The crime rate in Qualicum Beach is the lowest it has been in at least a decade, says the area’s top cop, but that doesn’t mean people can let down their guard.
Staff Sergeant Brian Hunter made the comments as he appeared before Monday night’s town council meeting to give a report on crime in the community.
“Our crime rate here is 53 crimes per 1,000 population, while the provincial average for communities between 5,000 and 15,000 population is 117,” Hunter said. “We enjoy a very low crime rate in this town.”
Hunter credited the low rate to strong community partnerships, both with town staff and community groups such as Citizens On Patrol.
Hunter said 2010 saw 36 cases of assault in the community, up from 2009’s 29 cases. However, he noted it tied with 2008.
Business break and enters dropped significantly last year, he said, from 44 to 18.
“We can attribute that decrease mainly because there was a significant increase in 2009,” Hunter said. “Many of those crimes were committed in the first quarter of that year, prior to a significant arrest.”
Similarly, he said, residential break and enters dropped from 46 to 13.
“Once again, that’s a result of a significant arrest we made in the community,” Hunter said. Thefts of motor vehicles nudged upwards from 10 to 15 in 2010, but Hunter noted this is still a significant decrease from 2008, when there were 33.
Thefts from motor vehicles also rose, from 61 in 2009 to 82 last year.
“The majority were made in the first half of the year, when we made a key arrest in July,” he said. “There were very few after that time.”
Hunter noted as well that there were 97 cases in 2008.
Thefts in the community dropped from 76 cases in 2009 to 69 last year, while mischief complaints dipped from 78 to 75. In 2008, he pointed out, there were 146 reported mischief cases.
“We are at half of what we were in 2008, but we have a long way to go,” he said. “I don’t think anyone will be happy until that is zero, and we are striving for that.”
Drug offences, including possession, grow ops and trafficking, rose from nine incidents to 15, but Hunter stressed this doesn’t necessarily mean there is a drug crime wave in town.
“That increase is due in part to increased enforcement in our community,” he said.
Similarly, traffic offences rose, from 592 to 872, but he said this doesn’t mean drivers are getting worse, but rather that police are more vigilant.
Overall, he said, Qualicum Beach residents can rest easy that they live in a safe community — but they can’t rest on their laurels.
“This is the lowest crime rate in over a decade this community has seen, and it will be very similar in 2010,” he said. “By no means can we let our guard down or back off on the gas pedal.
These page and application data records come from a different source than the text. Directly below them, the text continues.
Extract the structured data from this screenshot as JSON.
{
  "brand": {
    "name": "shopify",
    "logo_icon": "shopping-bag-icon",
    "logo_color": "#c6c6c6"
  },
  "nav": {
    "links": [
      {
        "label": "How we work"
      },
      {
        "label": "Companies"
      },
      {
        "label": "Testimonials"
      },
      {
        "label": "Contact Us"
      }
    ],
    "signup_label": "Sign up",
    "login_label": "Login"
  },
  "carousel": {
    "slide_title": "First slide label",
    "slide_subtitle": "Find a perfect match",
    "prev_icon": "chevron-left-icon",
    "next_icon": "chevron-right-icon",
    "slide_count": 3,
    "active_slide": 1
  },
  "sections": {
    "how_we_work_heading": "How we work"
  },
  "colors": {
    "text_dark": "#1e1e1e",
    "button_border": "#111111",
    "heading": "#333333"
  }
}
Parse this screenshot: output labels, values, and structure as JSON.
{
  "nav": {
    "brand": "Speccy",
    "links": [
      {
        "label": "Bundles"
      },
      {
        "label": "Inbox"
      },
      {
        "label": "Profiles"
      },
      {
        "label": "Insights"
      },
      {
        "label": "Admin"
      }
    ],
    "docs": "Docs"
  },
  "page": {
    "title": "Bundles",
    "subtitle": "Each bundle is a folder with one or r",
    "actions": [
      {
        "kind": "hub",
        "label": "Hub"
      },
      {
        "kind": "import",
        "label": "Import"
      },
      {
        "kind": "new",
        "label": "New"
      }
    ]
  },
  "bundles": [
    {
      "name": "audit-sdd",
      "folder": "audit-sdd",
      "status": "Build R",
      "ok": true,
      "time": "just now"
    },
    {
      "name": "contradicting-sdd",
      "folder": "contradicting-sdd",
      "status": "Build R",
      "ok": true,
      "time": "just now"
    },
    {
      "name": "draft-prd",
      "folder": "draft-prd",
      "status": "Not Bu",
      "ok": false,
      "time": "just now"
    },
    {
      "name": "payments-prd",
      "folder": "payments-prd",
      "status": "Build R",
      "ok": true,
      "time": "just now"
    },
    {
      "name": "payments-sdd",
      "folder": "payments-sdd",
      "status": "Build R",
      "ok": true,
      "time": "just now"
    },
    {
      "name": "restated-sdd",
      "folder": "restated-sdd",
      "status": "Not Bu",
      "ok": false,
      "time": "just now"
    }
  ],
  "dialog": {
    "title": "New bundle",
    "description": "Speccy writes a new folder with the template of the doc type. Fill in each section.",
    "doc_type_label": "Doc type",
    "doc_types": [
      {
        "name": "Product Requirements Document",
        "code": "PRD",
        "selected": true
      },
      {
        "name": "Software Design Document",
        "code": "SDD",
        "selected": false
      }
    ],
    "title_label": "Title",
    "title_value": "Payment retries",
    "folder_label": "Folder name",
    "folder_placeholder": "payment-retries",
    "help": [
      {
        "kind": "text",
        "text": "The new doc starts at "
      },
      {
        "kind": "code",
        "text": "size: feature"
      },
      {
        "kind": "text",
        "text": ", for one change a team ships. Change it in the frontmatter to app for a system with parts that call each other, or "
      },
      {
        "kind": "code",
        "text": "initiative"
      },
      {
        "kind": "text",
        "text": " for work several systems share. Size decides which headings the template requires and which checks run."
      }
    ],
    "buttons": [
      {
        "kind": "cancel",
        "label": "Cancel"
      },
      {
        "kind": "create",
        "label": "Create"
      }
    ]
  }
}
I look forward to the day when I don’t have to come here and do this because there is no crime, but I’m a realistic man and I don’t think that’s going to happen.”